The city's "self cleaning" Millennium Spire has cost €1.1m to keep its shine since it was erected six years ago.
Extensive cleaning and maintenance programmes have been needed on the landmark monument, which is one of the tallest scuptures in the world and is too high for normal repairs.
The self-cleaning properties of the Monument of Light, which was supposed to keep its sheen as the city's rain washed down its slightly slanted sides, have proved a dismal disaster.
The metal has become badly smeared and joints between individual sections have become more obvious.
And the lights at the top have failed on at least five occasions, when the 1,200 bulbs inside were supposed to last for at least 20 years.
Dublin City Council says €324,868 has been spent this year on lighting repairs and a major cleaning operation.
Because of the Spire's height, a huge crane had to be put in place to carry out the operation.
Last year, the council spent a further €435,633 on the same type of cleaning and lighting repairs.

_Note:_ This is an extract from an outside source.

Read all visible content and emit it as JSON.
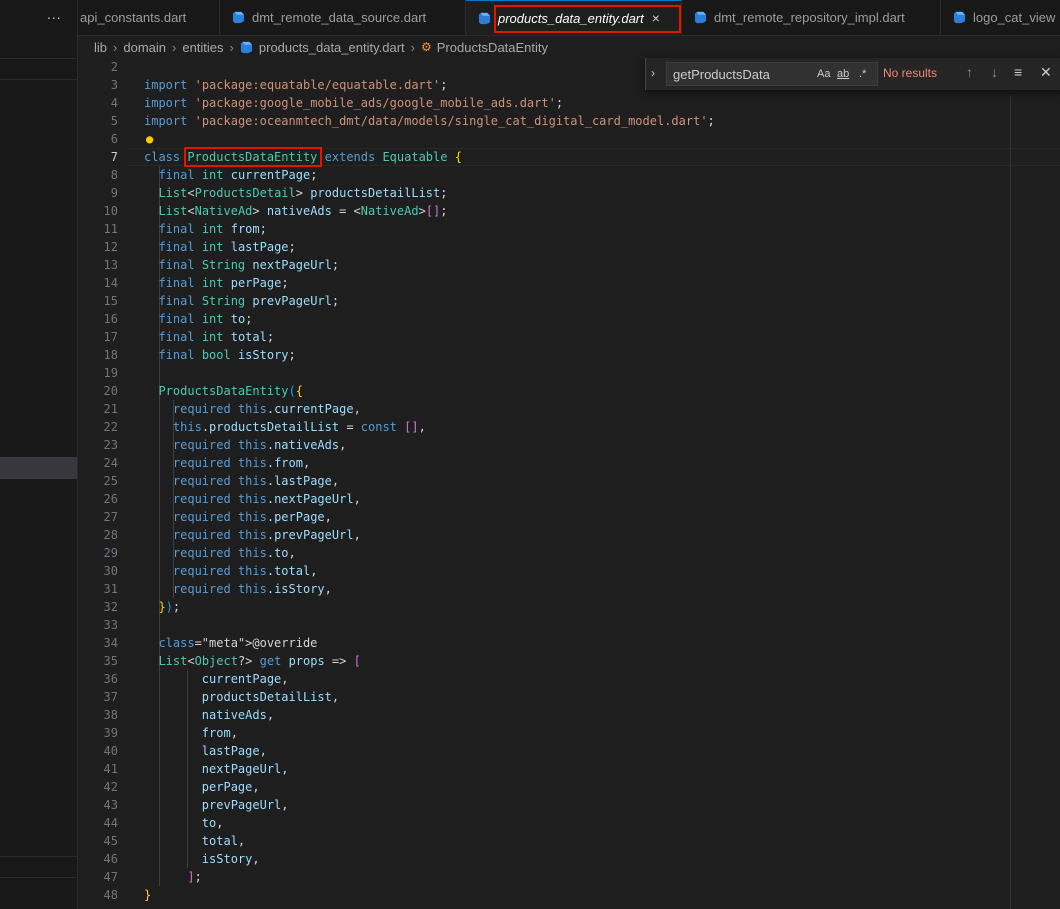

In 2006, maintenance of the spike cost €238,432 and between 2003, when it was erected, and 2005 the council spent a further €180,00 on maintenance and cleaning. The massive cleaning bill is in addition to the €5m spent on construction.
Dublin City Council says that 2007 and this year saw "exceptional years" with major lighting repairs and cleaning.
The lower section of the Spire has to be cleaned every morning at 7am and the first 12 metres are washed thoroughly four times a year.
The landmark was designed by the architectural firm of Ian Ritchie, a British- based designer.